I often use the example of a three legged table to explain the importance of bio-psycho-social model for the etiology and treatment of mental health conditions. Just as any medical illness cannot be treated alone by an isolated change, the same is true for mental illnesses.

Contacting a credible professional for advice is the first step forward. Telemental health is an important step towards early detection and timely treatment. It is important to consult a trained and recognised mental health practitioner. Accepting what we see on social media as professional opinion isn’t recommended, in the same way as you would not get a broken ligament repaired online over social media!

Recommendations / Changes we all may reflect on and make:

  • Remember, we are a collective society, but not at the expense of individual well-being. Striking a semblance of order over time is the key to achieving better mental health.
  • Self-check-in throughout the day, making it a ritual respecting your well-being. Ask yourself how you are feeling, what is it that you can do for yourself, and what is it that you need to prioritise ‘now’?
  • Keep a check on your inner chatter. We are our worst critics. So, we forget to cherish ourselves, and berate and become harsh over the slightest mistakes we may have made.
  • Be alert for any signs of continuous and significant irregularities in mood, sleep disturbances (less or more), changes in appetite (both less or more), changes in the upkeep of personal hygiene and social interaction, and alterations in fulfilling roles and responsibilities at home or work, which were being fulfilled effectively before.
  • Indulge in small acts of self-compassion on a daily basis. This will certainly do you good in the long run.
  • Drawing constant comparisons has never done any of us good. Let’s start by being gentle to ourselves.
  • With overarching daily demands, we need to start drawing a line for ourselves. Learn to gently say ‘no’, when situations or people are placing their demands heavily on you.
  • Hustle culture has been made popular and is highly overrated. It’s not for everyone and certainly not all the time. Slowly learning to unwind, focussing on slow breaths, pacing down, and taking one task at a time is a good practice to start with, and helps to manage the feeling of being overwhelmed and anxious.
  • Be reasonable while setting up your schedule, ambitious planning of schedules only leads to disappointments and despondent feelings spreading over the day and increasing self-doubts.
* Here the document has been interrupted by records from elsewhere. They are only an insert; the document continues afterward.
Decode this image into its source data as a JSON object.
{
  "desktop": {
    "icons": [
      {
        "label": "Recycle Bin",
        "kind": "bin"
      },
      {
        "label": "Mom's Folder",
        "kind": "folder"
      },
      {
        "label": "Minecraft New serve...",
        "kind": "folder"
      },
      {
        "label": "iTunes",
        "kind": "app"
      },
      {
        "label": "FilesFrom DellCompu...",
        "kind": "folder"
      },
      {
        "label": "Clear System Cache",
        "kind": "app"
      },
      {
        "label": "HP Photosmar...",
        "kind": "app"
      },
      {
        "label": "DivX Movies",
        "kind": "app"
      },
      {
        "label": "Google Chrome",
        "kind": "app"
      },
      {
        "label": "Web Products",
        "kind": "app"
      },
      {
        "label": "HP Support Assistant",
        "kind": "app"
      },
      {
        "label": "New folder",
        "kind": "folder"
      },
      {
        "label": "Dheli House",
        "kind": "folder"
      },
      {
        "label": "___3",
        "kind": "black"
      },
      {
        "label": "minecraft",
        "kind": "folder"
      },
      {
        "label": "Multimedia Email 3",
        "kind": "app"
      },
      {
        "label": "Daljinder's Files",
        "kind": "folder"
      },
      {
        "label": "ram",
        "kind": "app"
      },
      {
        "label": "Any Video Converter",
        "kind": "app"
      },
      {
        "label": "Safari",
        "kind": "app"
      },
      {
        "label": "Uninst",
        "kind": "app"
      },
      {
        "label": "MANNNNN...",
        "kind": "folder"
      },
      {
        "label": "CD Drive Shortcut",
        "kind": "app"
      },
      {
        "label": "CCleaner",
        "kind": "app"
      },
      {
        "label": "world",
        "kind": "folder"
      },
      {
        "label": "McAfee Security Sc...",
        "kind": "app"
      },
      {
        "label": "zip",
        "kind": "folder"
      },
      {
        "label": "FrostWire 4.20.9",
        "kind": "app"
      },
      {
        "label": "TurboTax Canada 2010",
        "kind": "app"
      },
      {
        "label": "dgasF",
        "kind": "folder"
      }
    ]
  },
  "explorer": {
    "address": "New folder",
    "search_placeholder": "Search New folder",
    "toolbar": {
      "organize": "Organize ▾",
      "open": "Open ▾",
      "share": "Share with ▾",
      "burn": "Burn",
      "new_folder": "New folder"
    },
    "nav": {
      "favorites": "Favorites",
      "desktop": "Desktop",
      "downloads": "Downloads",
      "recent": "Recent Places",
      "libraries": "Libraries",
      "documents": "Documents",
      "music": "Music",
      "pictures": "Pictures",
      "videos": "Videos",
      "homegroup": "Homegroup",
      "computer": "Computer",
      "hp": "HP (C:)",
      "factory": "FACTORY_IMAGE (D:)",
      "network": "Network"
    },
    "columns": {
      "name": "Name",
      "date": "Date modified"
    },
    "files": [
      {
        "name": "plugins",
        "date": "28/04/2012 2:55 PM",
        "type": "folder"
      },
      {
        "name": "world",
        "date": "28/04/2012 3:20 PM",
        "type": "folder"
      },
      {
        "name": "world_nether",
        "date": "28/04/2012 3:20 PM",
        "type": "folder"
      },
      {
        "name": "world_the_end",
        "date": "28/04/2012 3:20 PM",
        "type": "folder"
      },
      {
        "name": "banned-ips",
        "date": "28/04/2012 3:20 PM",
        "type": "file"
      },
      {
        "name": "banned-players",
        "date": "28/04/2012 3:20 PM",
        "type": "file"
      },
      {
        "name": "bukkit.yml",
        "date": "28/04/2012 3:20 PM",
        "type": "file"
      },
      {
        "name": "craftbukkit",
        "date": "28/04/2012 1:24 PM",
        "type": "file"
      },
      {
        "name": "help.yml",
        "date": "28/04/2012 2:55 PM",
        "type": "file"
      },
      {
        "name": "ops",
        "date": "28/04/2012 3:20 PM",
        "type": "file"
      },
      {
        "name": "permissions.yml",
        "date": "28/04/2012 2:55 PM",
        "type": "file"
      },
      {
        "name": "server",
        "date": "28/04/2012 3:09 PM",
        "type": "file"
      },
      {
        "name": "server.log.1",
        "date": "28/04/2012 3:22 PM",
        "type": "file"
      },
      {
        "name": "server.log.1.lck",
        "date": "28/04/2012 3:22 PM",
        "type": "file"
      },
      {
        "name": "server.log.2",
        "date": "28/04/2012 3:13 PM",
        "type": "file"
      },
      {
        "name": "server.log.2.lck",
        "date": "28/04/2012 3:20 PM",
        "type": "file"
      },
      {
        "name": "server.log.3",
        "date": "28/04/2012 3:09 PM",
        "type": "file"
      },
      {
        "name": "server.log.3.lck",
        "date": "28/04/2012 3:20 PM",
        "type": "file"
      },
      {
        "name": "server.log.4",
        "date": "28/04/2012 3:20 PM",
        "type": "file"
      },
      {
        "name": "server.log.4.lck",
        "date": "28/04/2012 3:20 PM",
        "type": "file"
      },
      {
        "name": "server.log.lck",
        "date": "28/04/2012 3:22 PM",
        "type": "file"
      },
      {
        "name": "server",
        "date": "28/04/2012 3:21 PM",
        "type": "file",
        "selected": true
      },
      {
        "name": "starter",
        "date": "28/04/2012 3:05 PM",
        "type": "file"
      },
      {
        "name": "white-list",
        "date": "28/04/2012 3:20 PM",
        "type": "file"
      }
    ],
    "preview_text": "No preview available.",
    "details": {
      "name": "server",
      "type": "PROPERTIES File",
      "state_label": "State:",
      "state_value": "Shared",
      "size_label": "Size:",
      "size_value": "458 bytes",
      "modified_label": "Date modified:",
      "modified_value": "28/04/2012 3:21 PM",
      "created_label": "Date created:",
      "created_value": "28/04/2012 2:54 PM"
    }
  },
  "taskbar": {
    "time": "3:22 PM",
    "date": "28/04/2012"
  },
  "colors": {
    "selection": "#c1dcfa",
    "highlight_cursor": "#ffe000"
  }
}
Asking a simple question as to what’s important at this moment is an important self-practice towards living mindfully.